Steve Bannon wins first major battle for medieval monastery

Italy retaliates with criminal prosecution of right-wing religious group funded by US President Donald Trump’s former chief strategist

US President Donald Trump's former chief strategist Steve Bannon funds the right-wing religious group Dignitatis Humanae Institute © Reuters/Tony Gentile

A right-wing religious group funded by US President Donald Trump’s former chief strategist, Steve Bannon, has won the first major legal battle in its fight to stay in a medieval monastery southeast of Rome. However, the organisation is now facing criminal prosecution.

In a ruling published yesterday following a hearing two weeks ago, three administrative judges definitively rejected the ministry of culture’s attempt to revoke a 19-year lease it granted over two years ago to the Dignitatis Humanae Institute (DHI), a Catholic lobby group, for the Certosa di Trisulti, a spectacular abbey built by Carthusian monks in the 13th century on the top of a densely-forested mountain.

The lease was awarded as part of an initiative to involve the private sector in the management of abandoned cultural sites in Italy.

The judges concluded that the ministry had failed to act within the prescribed time limit for the annulment of public contracts. The verdict is an embarrassing defeat for the Italian ministry of culture which had argued that the time limit should not apply because the DHI made “false and mendacious” statements in its application for the lease, an allegation which the administrative judges say the ministry failed to provide evidence for.

The judges further noted that the ministry of culture’s allegations against the DHI need to be proven in a criminal court before the lease awarded to the religious group can be revoked.

The Certosa di Trisulti, the 13th-century monastery south-east of Rome

This morning, the DHI’s founder and director, Benjamin Harnwell, received notice from the Attorney General’s office in Rome that he is now facing a criminal prosecution into the alleged irregularities. He denies any wrongdoing.
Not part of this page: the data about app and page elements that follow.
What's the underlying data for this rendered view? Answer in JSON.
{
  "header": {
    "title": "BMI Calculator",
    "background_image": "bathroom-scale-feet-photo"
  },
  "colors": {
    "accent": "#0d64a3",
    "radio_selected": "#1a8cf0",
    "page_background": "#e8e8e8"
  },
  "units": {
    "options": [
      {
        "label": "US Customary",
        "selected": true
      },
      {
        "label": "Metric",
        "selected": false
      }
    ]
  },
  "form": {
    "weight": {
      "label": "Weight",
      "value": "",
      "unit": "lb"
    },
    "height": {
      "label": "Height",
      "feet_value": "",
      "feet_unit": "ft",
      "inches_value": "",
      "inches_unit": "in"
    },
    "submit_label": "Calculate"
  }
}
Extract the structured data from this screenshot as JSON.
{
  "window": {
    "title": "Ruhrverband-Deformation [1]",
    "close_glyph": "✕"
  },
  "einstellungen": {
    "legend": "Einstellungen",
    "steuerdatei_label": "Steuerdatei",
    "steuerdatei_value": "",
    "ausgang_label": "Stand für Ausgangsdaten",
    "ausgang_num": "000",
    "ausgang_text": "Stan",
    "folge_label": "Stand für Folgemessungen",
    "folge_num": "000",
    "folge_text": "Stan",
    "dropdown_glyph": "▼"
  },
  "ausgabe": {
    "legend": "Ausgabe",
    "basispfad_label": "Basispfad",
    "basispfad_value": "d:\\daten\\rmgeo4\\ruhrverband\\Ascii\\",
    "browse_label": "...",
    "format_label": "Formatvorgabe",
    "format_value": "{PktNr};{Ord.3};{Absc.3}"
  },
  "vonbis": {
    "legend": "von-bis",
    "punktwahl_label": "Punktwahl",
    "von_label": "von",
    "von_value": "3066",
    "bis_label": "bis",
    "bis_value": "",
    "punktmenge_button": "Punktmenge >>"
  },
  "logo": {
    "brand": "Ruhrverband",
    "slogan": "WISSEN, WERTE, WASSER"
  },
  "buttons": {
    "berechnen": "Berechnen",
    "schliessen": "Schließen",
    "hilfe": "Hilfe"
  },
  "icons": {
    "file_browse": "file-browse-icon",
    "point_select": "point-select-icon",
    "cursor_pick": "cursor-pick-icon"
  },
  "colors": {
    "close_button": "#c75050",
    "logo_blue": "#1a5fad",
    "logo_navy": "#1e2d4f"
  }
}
A battle in the criminal courts will require extensive disclosure of documents related to the case, including internal government communications, and is likely to draw attention to the ministry of culture’s own contradictory statements and botched handling of the case.

When asked by The Art Newspaper last November why the ministry had failed to notice the alleged irregularities made by the DHI in its application for the monastery lease, Antonio Lampis, the director general of museums for the ministry, said it was because of “extreme” staff shortages. This, despite the fact that a five-person panel set up by the ministry to judge applications for the monastery’s takeover met four times from April to June 2017 to assess the DHI’s eligibility and its proposals for the building.

From the start, the DHI has argued that the ministry of culture’s case against it is politically motivated. The ministry’s attempt to revoke the group’s lease was launched after Steve Bannon and Benjamin Harnwell announced that they intended to use the monastery to launch an Academy for the Judeo-Christian West which would offer courses in history, philosophy, theology and politics. It would also “institutionalise the thoughts and political insights of Steve Bannon”, Harnwell said, a revelation which sparked public protests and parliamentary questions from Left-wing parties.

One of Italy’s leading cultural property lawyers, Maurizio Fiorilli, who has served as deputy attorney general and who is not connected to this case, noted in an email sent to The Art Newspaper before yesterday’s ruling that the fight to oust the DHI from the monastery was “triggered by local public opinion…and [subsequently] assumed a political dimension after a local politician took an interest in the case.” However, “the move to annul the lease [granted to the DHI] is strictly juridical and the administrative judges must decide solely on the basis of juridical and not political criteria”.

In a statement sent to The Art Newspaper following the publication of yesterday’s verdict but before the announcement of the criminal prosecution, Benjamin Harnwell said: “I am very satisfied with this result. Now I hope to be able to carry out the monastery’s restoration project in accordance with the programme we presented during the tender. The DHI is [also] pleased to announce with great joy that registrations will open for the long-awaited Academy for the Judeo-Christian West on 1 June, which — for now — will be online distance learning, managed and carried out directly from the United States.”

Harnwell declined to say whether he hopes to move the academy to the Italian monastery once the country has begun to recover from the devastating economic fallout of the Covid-19 crisis. Any such move now depends on Harnwell winning the criminal case.

In another statement sent to The Art Newspaper before the announcement of the criminal prosecution, Steve Bannon said: “We stood by the monastery, the community and Italy during this pandemic when it would have been easy to walk away. We now launch the programme of learning and training that will make the world more prosperous, more secure and more healthy for everyone.”

The Ministry of Culture declined to comment.

UPDATE: In a statement sent to The Art Newspaper after publication, the Italian ministry of culture said it would appeal the verdict published by the administrative court on 26 March